Housing Issues in North Tahoe Truckee
North Lake Tahoe continues to be one of the most sought-after destinations, and one of the most in crisis. Well before the pandemic, the lake was seeing more vacationers and permanent residents than ever before. During the pandemic, residents from nearby areas, such as the Bay Area, left shut down cities to be closer to the outdoors.
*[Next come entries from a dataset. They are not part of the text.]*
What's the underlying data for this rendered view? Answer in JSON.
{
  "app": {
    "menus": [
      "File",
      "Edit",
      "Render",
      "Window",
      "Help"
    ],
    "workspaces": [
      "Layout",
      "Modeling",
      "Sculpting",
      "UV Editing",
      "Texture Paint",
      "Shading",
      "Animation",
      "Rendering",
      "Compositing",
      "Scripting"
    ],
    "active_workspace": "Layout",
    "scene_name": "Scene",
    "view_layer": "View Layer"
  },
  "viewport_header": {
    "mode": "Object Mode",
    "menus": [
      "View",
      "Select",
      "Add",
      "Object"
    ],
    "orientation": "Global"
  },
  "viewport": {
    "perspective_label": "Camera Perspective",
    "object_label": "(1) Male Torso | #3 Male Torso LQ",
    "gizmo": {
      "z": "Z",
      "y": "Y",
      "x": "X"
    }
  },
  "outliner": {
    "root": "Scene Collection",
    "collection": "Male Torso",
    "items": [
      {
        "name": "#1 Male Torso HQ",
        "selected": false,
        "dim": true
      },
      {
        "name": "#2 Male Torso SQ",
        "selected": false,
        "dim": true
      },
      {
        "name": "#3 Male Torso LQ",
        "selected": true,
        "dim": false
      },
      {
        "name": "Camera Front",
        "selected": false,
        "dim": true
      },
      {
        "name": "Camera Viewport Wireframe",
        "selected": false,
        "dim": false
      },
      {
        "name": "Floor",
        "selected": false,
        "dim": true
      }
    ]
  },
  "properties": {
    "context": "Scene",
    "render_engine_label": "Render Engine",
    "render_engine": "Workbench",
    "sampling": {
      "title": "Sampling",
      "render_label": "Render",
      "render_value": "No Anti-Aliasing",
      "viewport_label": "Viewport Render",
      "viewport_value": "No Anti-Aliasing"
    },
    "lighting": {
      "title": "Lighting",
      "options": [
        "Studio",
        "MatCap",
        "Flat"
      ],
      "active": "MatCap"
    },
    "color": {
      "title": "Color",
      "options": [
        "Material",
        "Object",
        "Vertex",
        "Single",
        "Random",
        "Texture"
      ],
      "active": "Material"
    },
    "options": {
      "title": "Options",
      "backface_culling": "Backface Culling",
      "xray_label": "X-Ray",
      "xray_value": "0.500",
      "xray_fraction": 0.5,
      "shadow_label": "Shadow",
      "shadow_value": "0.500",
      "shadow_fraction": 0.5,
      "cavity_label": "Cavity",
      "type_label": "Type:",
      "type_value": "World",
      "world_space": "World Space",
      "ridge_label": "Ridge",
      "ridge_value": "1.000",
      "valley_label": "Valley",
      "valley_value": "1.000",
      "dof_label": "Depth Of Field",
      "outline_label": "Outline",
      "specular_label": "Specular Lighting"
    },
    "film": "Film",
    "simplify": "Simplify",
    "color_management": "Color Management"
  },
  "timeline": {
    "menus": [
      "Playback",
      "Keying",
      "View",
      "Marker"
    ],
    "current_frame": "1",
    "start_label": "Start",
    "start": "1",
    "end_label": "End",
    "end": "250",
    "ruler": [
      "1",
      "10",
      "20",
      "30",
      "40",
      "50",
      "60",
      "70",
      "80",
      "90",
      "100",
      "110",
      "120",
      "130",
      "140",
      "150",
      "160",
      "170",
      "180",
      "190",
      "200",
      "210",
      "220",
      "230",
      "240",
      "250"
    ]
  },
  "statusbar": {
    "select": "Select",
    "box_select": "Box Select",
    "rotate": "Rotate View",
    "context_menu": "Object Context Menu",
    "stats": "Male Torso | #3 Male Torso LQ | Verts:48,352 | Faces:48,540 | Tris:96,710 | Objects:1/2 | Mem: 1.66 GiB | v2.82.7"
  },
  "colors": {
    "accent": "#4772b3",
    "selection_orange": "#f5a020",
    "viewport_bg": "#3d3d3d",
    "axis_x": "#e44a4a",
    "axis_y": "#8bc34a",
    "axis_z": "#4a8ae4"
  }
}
Many new homes were purchased, and vacation homes converted to primary residences.
As a result, those making the lowest incomes are not only in dire need of housing, but those in the middle class or “missing middle” as well: According to the MHC’s latest needs assessment, Demand is most acute for households earning between 30-60% and 80 – 120% of the area’s median income (AMI). The lack of affordable housing for the “missing middle” means that, as pandemic restrictions ease and demand for vacation services increases, North Lake may not have the people or infrastructure to meet it.
Over the last decade, as Tahoe has gained popularity as both a vacation destination and, more recently, as a permanent destination, the income gap in California has been steadily rising. The housing crisis is arguably a symptom of widening inequality gaps, which were only exacerbated by the pandemic. Those able to work remotely were disproportionately wealthier and better situated to leave cities to find housing in idyllic areas like North Tahoe Truckee because they could afford it.
Over 2,000 new residents came to this area alone during the pandemic. According to Landing Locals, an organization the Tahoe Truckee Community Foundation helped to start in order to help match local residents with long-term rentals, the cost of rent in Truckee climbed by 25-50 percent just in the first half of 2021. Affordable options are not only hard to find, but existing options are becoming so priced up and sought-after that homeowners are selling, forcing long-term renters out of their homes, many of whom have had to leave the area entirely. Nearly half of the people seen by Landing Locals are seeking housing because the homes they were renting have been sold or reoccupied.
This translates to serious impacts for local businesses, who experience worker shortages and turnover when workers cannot find a place to live, regardless of their income, as well as all residents and vacationers in the region, who often cannot obtain services or products due to labor shortages.
Mountain Housing Council partners are working around the clock on solutions: policies limiting short-term rentals, grant programs that provide up to $10,000 for homeowners to rent to local workforce, first time homebuyer assistance, and deed restricted housing programs in both Truckee and Placer County are just some of the programs partners have come up with to help chip away at the issue.